Data records Start Marker
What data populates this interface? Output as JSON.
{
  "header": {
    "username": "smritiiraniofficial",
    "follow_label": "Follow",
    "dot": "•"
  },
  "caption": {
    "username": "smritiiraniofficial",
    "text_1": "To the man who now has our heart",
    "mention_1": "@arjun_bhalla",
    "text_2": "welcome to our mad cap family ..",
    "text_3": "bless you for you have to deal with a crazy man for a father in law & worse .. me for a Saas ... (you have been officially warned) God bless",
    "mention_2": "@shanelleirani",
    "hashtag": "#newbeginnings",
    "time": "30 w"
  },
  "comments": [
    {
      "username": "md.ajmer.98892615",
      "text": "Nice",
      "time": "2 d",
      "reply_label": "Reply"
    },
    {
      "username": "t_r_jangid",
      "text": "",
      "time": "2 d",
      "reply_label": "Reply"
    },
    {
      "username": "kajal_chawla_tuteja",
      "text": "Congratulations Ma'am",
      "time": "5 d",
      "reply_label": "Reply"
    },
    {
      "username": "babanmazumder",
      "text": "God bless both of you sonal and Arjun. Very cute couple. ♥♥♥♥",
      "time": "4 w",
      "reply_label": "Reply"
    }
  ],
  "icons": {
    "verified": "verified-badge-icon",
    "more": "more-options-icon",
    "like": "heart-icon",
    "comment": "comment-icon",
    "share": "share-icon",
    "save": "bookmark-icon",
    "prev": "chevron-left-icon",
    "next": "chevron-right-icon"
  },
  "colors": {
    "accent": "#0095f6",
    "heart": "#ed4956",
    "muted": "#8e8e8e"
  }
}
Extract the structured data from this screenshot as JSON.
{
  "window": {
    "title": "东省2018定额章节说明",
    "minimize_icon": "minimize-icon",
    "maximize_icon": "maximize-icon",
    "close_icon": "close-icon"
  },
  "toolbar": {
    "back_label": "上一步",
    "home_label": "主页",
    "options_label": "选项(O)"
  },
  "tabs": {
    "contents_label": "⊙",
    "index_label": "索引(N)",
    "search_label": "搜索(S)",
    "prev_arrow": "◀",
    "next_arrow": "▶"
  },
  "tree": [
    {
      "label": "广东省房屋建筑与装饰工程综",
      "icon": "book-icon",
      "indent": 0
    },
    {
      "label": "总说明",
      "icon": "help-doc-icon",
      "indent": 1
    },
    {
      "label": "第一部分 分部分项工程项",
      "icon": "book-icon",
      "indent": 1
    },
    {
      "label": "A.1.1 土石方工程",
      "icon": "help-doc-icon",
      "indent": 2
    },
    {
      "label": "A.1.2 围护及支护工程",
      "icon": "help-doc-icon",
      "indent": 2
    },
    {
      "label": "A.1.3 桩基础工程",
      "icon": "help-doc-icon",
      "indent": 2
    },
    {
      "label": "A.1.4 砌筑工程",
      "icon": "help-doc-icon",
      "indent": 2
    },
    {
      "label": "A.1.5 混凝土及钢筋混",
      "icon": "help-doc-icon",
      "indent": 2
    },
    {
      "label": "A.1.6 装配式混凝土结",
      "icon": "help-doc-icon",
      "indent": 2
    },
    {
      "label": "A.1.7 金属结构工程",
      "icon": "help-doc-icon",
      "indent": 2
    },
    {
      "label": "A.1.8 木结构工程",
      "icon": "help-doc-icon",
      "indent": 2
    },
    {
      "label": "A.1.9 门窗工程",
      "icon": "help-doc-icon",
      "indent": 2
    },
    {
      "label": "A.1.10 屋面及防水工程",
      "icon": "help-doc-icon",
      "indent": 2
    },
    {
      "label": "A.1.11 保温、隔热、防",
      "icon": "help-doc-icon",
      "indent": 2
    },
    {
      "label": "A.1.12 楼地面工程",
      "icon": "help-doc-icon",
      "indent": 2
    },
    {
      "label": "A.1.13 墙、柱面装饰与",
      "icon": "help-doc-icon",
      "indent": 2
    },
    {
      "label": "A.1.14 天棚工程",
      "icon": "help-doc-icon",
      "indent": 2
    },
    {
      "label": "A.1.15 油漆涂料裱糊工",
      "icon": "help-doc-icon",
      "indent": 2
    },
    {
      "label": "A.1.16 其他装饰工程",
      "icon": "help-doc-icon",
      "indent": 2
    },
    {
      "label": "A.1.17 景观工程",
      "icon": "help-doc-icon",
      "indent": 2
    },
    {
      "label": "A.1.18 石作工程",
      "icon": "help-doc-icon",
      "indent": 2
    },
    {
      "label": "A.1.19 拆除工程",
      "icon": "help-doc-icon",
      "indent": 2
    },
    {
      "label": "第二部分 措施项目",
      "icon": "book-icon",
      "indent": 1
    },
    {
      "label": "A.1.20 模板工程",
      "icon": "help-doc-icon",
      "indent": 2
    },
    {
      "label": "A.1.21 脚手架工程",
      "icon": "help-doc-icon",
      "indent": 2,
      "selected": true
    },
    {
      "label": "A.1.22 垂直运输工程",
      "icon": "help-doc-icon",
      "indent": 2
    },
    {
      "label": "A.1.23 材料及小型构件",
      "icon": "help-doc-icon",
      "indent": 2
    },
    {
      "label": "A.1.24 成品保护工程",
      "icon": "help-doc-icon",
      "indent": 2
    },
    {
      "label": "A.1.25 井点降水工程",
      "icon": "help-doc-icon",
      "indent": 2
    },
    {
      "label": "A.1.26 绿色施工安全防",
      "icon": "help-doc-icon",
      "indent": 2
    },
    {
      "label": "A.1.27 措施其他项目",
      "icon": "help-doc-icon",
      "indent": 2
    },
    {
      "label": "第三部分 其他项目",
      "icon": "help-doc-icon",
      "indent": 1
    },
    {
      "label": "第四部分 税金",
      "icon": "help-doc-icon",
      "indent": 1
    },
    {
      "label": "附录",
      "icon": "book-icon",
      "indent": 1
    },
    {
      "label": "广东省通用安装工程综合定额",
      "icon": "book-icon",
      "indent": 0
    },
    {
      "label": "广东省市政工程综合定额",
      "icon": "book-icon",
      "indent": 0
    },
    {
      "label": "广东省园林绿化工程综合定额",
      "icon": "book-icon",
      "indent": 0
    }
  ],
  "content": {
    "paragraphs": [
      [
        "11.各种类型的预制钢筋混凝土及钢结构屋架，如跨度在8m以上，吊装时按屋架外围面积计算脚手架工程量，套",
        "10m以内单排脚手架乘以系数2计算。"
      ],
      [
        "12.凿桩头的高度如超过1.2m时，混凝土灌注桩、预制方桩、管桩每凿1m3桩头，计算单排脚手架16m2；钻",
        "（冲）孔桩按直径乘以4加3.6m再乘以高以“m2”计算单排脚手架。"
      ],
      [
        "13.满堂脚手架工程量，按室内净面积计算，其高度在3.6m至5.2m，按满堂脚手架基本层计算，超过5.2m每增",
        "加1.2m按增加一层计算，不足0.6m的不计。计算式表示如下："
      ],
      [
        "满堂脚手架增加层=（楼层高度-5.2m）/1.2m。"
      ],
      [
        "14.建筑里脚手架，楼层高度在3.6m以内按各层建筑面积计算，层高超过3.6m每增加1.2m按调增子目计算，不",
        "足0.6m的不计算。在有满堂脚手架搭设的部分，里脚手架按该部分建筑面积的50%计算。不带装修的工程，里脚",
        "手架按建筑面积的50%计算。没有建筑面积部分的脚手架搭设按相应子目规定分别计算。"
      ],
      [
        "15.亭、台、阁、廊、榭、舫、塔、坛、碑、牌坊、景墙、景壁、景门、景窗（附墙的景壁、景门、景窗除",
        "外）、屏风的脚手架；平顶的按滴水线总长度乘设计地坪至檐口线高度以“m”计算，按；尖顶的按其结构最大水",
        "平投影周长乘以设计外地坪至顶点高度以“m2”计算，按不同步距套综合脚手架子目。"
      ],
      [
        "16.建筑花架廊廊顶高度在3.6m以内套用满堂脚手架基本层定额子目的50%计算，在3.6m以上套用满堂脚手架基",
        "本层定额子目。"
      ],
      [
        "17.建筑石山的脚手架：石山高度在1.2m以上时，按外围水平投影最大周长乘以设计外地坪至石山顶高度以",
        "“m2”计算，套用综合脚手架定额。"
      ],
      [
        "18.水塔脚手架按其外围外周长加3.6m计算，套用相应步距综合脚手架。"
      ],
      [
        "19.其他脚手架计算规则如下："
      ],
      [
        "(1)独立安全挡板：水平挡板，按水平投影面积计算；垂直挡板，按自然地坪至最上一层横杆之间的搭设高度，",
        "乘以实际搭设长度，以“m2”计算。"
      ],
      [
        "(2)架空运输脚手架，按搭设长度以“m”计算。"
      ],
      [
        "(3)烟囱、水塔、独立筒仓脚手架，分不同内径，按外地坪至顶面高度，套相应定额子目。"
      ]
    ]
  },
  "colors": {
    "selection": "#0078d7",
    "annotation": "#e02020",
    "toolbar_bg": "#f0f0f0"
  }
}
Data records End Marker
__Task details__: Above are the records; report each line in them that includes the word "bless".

__Response below__:
    "text_3": "bless you for you have to deal with a crazy man for a father in law & worse .. me for a Saas ... (you have been officially warned) God bless",
      "text": "God bless both of you sonal and Arjun. Very cute couple. ♥♥♥♥",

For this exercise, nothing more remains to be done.